Wednesday, County leaders and health officials mapped out the path that will result in the county avoiding or making California's County Monitoring List.
"We have to really recommit and refocus ourselves to adapting to the reality we face," Supervisor Nathan Fletcher said.
Under the state's metrics, counties are placed on the list after any one of the following thresholds is met for three days in a row:
- Average number of tests per day is less than 150 per 100,000 residents
- Case rate over 14 days per 100,000 residents is greater than 100 cases OR greater than 25 cases with a 7-day percent of testing positivity equal or above 8%
- Greater than 10% increase in three-day average of COVID-19 hospitalized patients
- Less than 20% of ICU beds available or less than 25% or ventilator available
San Diego County crossed the case rate metric on June 30 with 105 cases per 100,000 residents. Here are San Diego County's numbers as of Wednesday:
According to the county's Public Health Officer Dr. Wilma Wooten, on the first day a county is above a threshold the state will flag the region. On the second and third days, the state and county will have conversations on mitigation strategies.
If after three straight days a county remains above any threshold — or combination thereof — that county is then placed on California's watch list. The county would then have to be on the watch list for another three consecutive days before it would have to adopt the state measures put in place Wednesday.

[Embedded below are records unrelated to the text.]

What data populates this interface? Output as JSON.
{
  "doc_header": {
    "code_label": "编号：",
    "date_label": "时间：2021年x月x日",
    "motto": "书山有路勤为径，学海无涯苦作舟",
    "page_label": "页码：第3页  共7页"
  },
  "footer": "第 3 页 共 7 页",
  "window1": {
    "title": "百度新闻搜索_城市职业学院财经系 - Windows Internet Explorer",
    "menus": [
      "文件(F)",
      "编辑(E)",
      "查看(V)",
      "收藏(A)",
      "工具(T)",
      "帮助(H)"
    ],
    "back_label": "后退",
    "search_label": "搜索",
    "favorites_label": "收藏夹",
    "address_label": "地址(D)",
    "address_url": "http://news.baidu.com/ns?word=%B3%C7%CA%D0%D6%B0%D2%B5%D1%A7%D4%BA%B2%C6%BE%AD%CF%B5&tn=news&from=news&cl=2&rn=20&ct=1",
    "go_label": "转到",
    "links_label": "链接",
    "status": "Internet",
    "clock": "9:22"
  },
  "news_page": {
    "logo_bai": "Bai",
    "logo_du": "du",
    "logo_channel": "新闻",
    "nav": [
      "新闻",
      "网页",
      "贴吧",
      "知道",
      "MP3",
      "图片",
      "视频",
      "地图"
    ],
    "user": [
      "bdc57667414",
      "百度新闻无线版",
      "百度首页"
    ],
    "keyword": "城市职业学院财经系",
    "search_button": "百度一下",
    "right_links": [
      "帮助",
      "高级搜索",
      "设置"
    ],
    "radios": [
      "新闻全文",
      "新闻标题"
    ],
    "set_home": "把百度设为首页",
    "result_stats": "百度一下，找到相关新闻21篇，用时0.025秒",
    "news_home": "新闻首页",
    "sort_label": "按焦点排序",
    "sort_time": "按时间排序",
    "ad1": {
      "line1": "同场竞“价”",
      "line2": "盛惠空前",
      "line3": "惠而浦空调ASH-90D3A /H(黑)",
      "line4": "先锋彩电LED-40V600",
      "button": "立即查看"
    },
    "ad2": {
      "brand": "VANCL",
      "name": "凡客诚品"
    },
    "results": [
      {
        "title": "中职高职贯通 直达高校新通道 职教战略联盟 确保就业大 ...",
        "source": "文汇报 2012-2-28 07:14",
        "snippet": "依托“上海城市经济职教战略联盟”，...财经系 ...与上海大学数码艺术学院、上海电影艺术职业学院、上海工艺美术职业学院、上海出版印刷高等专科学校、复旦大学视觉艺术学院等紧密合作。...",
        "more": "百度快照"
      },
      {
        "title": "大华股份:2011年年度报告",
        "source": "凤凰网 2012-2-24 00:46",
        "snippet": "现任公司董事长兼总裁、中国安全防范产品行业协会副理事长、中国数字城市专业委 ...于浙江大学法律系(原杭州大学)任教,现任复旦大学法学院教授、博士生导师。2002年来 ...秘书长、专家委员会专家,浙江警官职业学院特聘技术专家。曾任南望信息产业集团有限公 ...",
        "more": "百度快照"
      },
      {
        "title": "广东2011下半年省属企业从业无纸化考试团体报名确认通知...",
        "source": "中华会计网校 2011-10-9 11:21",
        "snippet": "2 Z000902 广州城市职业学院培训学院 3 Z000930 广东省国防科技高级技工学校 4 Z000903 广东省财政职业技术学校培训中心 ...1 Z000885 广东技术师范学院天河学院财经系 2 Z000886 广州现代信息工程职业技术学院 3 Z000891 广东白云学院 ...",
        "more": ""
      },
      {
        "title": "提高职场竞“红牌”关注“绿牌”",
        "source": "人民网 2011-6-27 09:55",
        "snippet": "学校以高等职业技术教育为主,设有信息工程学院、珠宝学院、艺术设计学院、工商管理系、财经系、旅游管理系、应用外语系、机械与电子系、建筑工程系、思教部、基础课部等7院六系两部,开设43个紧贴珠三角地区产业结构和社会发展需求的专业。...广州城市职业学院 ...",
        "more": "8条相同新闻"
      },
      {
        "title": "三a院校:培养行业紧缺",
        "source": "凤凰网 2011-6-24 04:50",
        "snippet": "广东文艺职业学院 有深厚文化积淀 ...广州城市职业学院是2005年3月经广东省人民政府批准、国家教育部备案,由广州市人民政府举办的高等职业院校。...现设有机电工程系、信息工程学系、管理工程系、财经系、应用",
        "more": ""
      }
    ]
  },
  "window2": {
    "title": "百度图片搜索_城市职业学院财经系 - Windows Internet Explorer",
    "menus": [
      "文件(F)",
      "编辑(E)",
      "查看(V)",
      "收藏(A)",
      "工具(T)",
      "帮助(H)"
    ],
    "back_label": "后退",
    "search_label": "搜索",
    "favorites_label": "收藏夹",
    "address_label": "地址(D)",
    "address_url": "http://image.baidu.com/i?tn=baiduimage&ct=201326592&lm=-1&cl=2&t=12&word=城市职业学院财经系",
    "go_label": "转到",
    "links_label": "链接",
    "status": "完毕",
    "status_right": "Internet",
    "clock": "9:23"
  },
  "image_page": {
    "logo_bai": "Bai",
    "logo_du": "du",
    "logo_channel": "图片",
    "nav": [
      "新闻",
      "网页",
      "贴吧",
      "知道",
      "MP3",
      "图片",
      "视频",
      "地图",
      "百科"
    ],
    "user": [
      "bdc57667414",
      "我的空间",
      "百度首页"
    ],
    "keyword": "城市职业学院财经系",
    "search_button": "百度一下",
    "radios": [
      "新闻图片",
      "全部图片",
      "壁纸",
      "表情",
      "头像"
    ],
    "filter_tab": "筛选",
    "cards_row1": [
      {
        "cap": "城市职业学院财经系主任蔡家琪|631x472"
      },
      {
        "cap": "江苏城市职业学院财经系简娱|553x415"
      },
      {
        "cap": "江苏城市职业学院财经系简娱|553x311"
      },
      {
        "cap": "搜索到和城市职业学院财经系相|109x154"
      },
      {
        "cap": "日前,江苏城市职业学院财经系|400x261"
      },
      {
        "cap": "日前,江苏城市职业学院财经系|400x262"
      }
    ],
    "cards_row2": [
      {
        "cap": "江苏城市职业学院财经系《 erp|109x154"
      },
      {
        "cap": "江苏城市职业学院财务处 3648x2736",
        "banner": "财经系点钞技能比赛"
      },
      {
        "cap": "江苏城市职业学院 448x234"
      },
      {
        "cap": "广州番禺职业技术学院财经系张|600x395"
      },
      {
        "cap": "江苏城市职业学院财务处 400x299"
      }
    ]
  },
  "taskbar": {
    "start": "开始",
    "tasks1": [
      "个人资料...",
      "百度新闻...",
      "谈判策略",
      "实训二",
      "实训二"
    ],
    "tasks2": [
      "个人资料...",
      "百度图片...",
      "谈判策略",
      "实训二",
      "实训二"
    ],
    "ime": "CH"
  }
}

Wednesday, the state ordered counties on the watch list to stop indoor operations for sectors including restaurants, wineries and tasting rooms, movie theaters, family entertainment centers, zoos and museums, and cardrooms. Bars in these counties were also ordered to stop all operations.
Assuming the county's current numbers do not change, that could place the county under the new health orders starting on July 6.
The state's guidelines are effective for at least three weeks, according to Gov. Gavin Newsom.
Wooten said she anticipates that the county could be added to the watch list by the weekend if case trends continue.
Local officials are urging everyone that the easiest way to avoid being placed on the watch list is to continue to social distance, wear a facial covering, and only associate within their household members.
San Diego County was the only Southern California county not required by the state to take action Wednesday. Because the counties surrounding San Diego are on the watch list, leaders this week enacted a restaurant curfew this week and ordered bars that do not sell food to close.
The region had crossed two triggers to roll back public health orders as of Wednesday, with 13 community outbreaks in the last seven days (limit is seven in a week) and 69% of case investigations started within 24 hours over the last week (limit is 70% or less of investigations initiated within 24 hours of notification over a 7-day period).
San Diego County reported 474 new coronavirus cases on Wednesday, bringing the region's total to 14,623 cases.